Is iDosing a real craze or real crazy?
Most parents are familiar with the sssh-sssh sound seeping out from the headphones of their offspring. But there could be more to it, namely ‘iDosing’, a fad that involves using two different tones - ‘binaural beats’ - played simultaneously to alter mood and tinker with brainwave frequency. Essentially, getting high online.
Cecil Adams, from The Straight Dope, says binaural beats were first described in 1839. Supposedly they cause the brain to sort of average out the two sounds and create a new trippy sound inside your head.

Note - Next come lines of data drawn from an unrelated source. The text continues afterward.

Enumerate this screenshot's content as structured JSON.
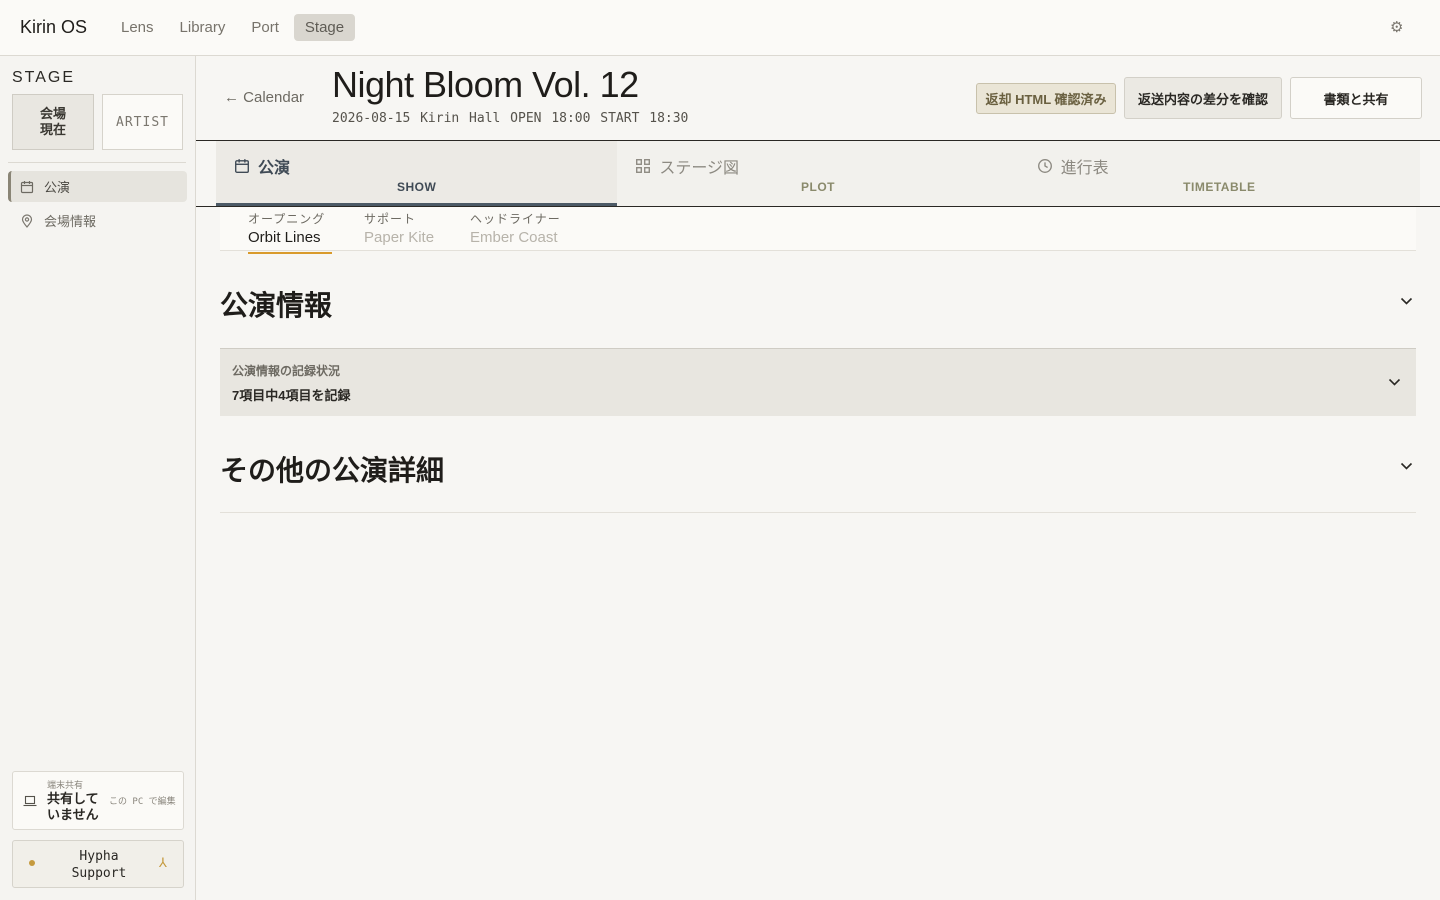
{
  "app": {
    "title": "Kirin OS"
  },
  "topnav": [
    "Lens",
    "Library",
    "Port",
    "Stage"
  ],
  "sidebar": {
    "section_title": "STAGE",
    "mode_venue_line1": "会場",
    "mode_venue_line2": "現在",
    "mode_artist": "ARTIST",
    "items": [
      {
        "label": "公演",
        "icon": "calendar-icon"
      },
      {
        "label": "会場情報",
        "icon": "map-pin-icon"
      }
    ],
    "share": {
      "caption": "端末共有",
      "status": "共有していません",
      "edit": "この PC で編集"
    },
    "support": {
      "label": "Hypha Support",
      "toggle": "⅄"
    }
  },
  "header": {
    "back": "← Calendar",
    "title": "Night Bloom Vol. 12",
    "meta": "2026-08-15  Kirin Hall  OPEN 18:00  START 18:30",
    "buttons": {
      "html_confirmed": "返却 HTML 確認済み",
      "diff": "返送内容の差分を確認",
      "share": "書類と共有"
    }
  },
  "tabs": [
    {
      "jp": "公演",
      "en": "SHOW",
      "icon": "calendar-icon"
    },
    {
      "jp": "ステージ図",
      "en": "PLOT",
      "icon": "grid-icon"
    },
    {
      "jp": "進行表",
      "en": "TIMETABLE",
      "icon": "clock-icon"
    }
  ],
  "subtabs": [
    {
      "kind": "オープニング",
      "name": "Orbit Lines"
    },
    {
      "kind": "サポート",
      "name": "Paper Kite"
    },
    {
      "kind": "ヘッドライナー",
      "name": "Ember Coast"
    }
  ],
  "sections": {
    "info_title": "公演情報",
    "status_label": "公演情報の記録状況",
    "status_value": "7項目中4項目を記録",
    "other_title": "その他の公演詳細"
  },
  "colors": {
    "accent_tab": "#4c5a66",
    "subtab_underline": "#d99a2b",
    "support_dot": "#c59a3e"
  }
}
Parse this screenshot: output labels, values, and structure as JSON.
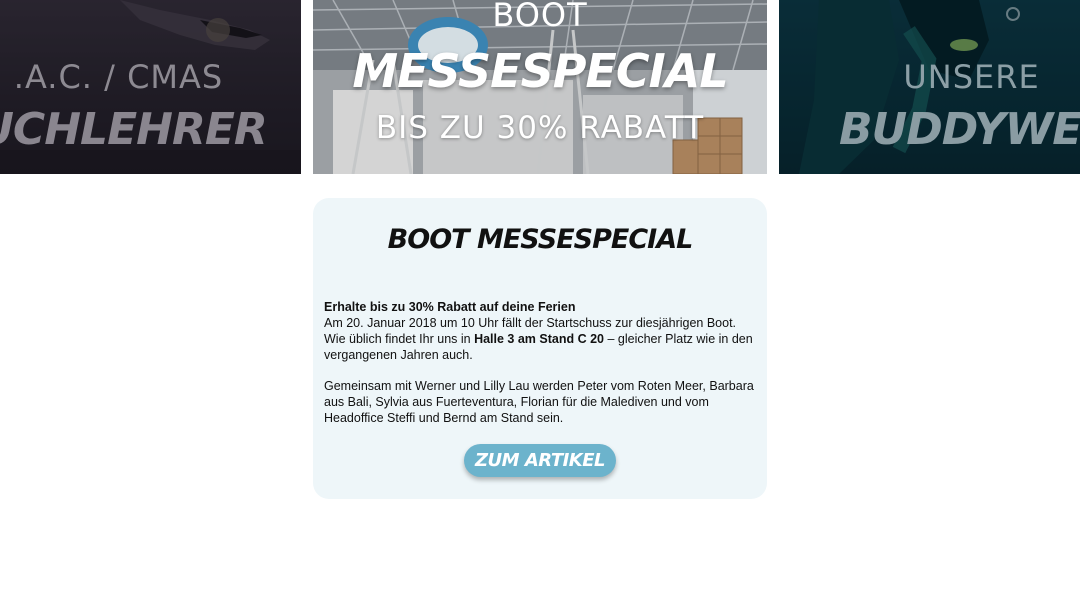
{
  "slides": {
    "left": {
      "kicker": ".A.C. / CMAS",
      "script": "UCHLEHRER"
    },
    "center": {
      "kicker": "BOOT",
      "script": "MESSESPECIAL",
      "subline": "BIS ZU 30% RABATT"
    },
    "right": {
      "kicker": "UNSERE",
      "script": "BUDDYWEEK"
    }
  },
  "card": {
    "title": "BOOT MESSESPECIAL",
    "lead": "Erhalte bis zu 30% Rabatt auf deine Ferien",
    "p1_line1": "Am 20. Januar 2018 um 10 Uhr fällt der Startschuss zur diesjährigen Boot.",
    "p1_part1": "Wie üblich findet Ihr uns in ",
    "p1_bold": "Halle 3 am Stand C 20",
    "p1_part2": " – gleicher Platz wie in den vergangenen Jahren auch.",
    "p2": "Gemeinsam mit Werner und Lilly Lau werden Peter vom Roten Meer, Barbara aus Bali, Sylvia aus Fuerteventura, Florian für die Malediven und vom Headoffice Steffi und Bernd am Stand sein.",
    "cta": "ZUM ARTIKEL"
  },
  "colors": {
    "card_bg": "#eef6f9",
    "cta_bg": "#6cb3cc"
  }
}
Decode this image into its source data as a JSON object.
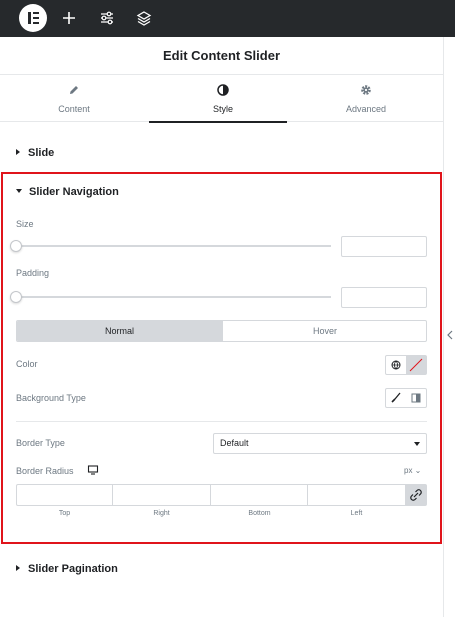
{
  "topbar": {
    "icons": [
      "elementor-logo-icon",
      "plus-icon",
      "sliders-icon",
      "layers-icon"
    ]
  },
  "header": {
    "title": "Edit Content Slider"
  },
  "tabs": [
    {
      "label": "Content",
      "icon": "pencil-icon"
    },
    {
      "label": "Style",
      "icon": "half-circle-icon",
      "active": true
    },
    {
      "label": "Advanced",
      "icon": "gear-icon"
    }
  ],
  "sections": {
    "slide": "Slide",
    "navigation": "Slider Navigation",
    "pagination": "Slider Pagination"
  },
  "navigation": {
    "size_label": "Size",
    "size_value": "",
    "padding_label": "Padding",
    "padding_value": "",
    "state_tabs": {
      "normal": "Normal",
      "hover": "Hover",
      "selected": "Normal"
    },
    "color_label": "Color",
    "background_type_label": "Background Type",
    "border_type_label": "Border Type",
    "border_type_value": "Default",
    "border_radius_label": "Border Radius",
    "units": "px ⌄",
    "dimensions": [
      "Top",
      "Right",
      "Bottom",
      "Left"
    ]
  },
  "colors": {
    "accent": "#e0141b",
    "topbar": "#26292c"
  }
}
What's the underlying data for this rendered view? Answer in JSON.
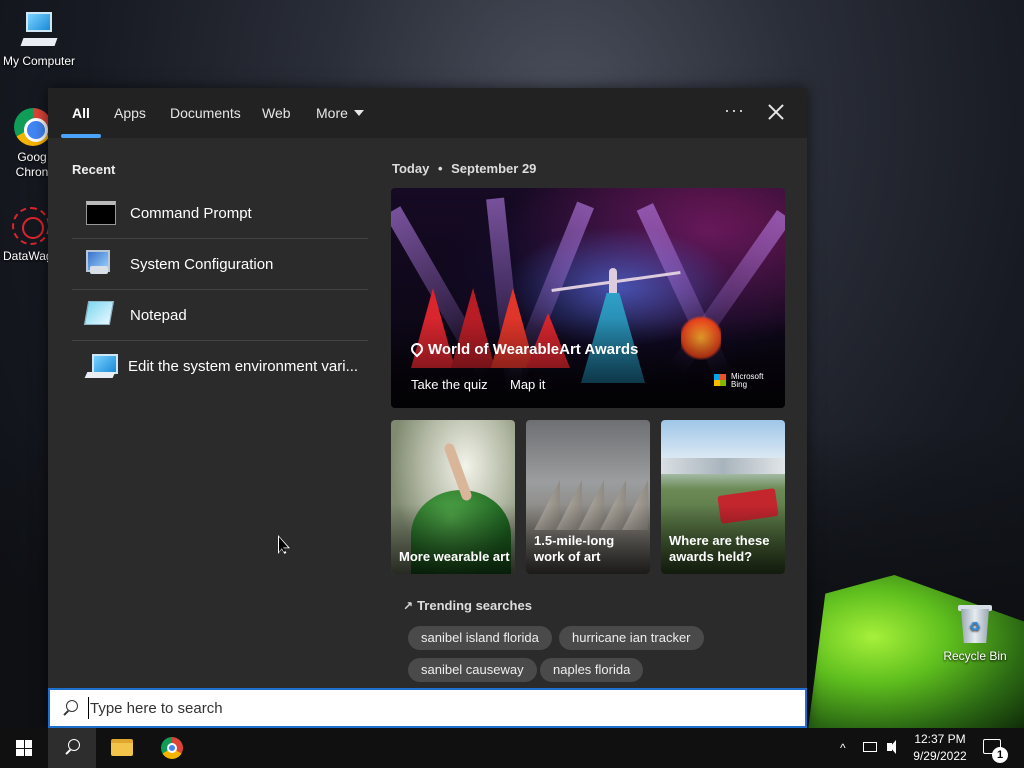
{
  "desktop": {
    "icons": [
      {
        "label": "My Computer"
      },
      {
        "label": "Goog Chron"
      },
      {
        "label": "DataWag"
      },
      {
        "label": "Recycle Bin"
      }
    ]
  },
  "flyout": {
    "tabs": [
      {
        "label": "All"
      },
      {
        "label": "Apps"
      },
      {
        "label": "Documents"
      },
      {
        "label": "Web"
      },
      {
        "label": "More"
      }
    ],
    "menu_icon": "more-dots-icon",
    "close_icon": "close-icon",
    "recent": {
      "title": "Recent",
      "items": [
        {
          "label": "Command Prompt",
          "icon": "command-prompt-icon"
        },
        {
          "label": "System Configuration",
          "icon": "system-configuration-icon"
        },
        {
          "label": "Notepad",
          "icon": "notepad-icon"
        },
        {
          "label": "Edit the system environment vari...",
          "icon": "environment-variables-icon"
        }
      ]
    },
    "today": {
      "label": "Today",
      "separator": "•",
      "date": "September 29"
    },
    "hero": {
      "title": "World of WearableArt Awards",
      "link_quiz": "Take the quiz",
      "link_map": "Map it",
      "brand_line1": "Microsoft",
      "brand_line2": "Bing"
    },
    "tiles": [
      {
        "label": "More wearable art"
      },
      {
        "label": "1.5-mile-long work of art"
      },
      {
        "label": "Where are these awards held?"
      }
    ],
    "trending": {
      "title": "Trending searches",
      "chips": [
        {
          "label": "sanibel island florida"
        },
        {
          "label": "hurricane ian tracker"
        },
        {
          "label": "sanibel causeway"
        },
        {
          "label": "naples florida"
        }
      ]
    }
  },
  "search": {
    "placeholder": "Type here to search",
    "value": ""
  },
  "taskbar": {
    "apps": [
      {
        "name": "start",
        "icon": "windows-logo-icon"
      },
      {
        "name": "search",
        "icon": "search-icon",
        "active": true
      },
      {
        "name": "file-explorer",
        "icon": "folder-icon"
      },
      {
        "name": "chrome",
        "icon": "chrome-icon"
      }
    ],
    "tray": {
      "chevron": "^",
      "time": "12:37 PM",
      "date": "9/29/2022",
      "notification_count": "1"
    }
  },
  "colors": {
    "accent": "#4aa3ff",
    "search_border": "#1f6fd0",
    "flyout_bg": "#2b2b2b",
    "chip_bg": "#4a4a4a",
    "taskbar_bg": "#101010"
  }
}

Some hear it, some don’t.
The iDosing sounds have been likened to a ship’s horn played over and over or screechy synthesizers on crack (yes, the actual drug). Different frequencies, say beta for awake states or alpha when relaxed, result in different moods.
True, there have been studies of surgery patients who required less sedation and showed less anxiety after listening to music with binaural beats. While other studies (you know those scientists), showed no differences between people listening to blank tapes and those bopping to binaurals.
So why not induce a drug-free druggy state? On the site idosing.com, sounds are for sale labelled ‘Viagra,’ ’Adderall,’ and ‘White Crosses,’ to name a few.
The Oklahoma Bureau of Narcotics and Dangerous Drugs bit on this and issued a warning to parents, saying the sites often led to real drug sites selling paraphernalia.
Warning signs? Be worried if your child has to be surgically separated from headphones, squirms around in the dark a lot, and has a browsing history of iDosing sites.
Believers maintain that binaural beats can be used to help you quit smoking or to counter PMS. Sceptics, however, have made pretty odd films of iDosing to Neil Diamond. Warning: it’s weird.
By Star Lawrence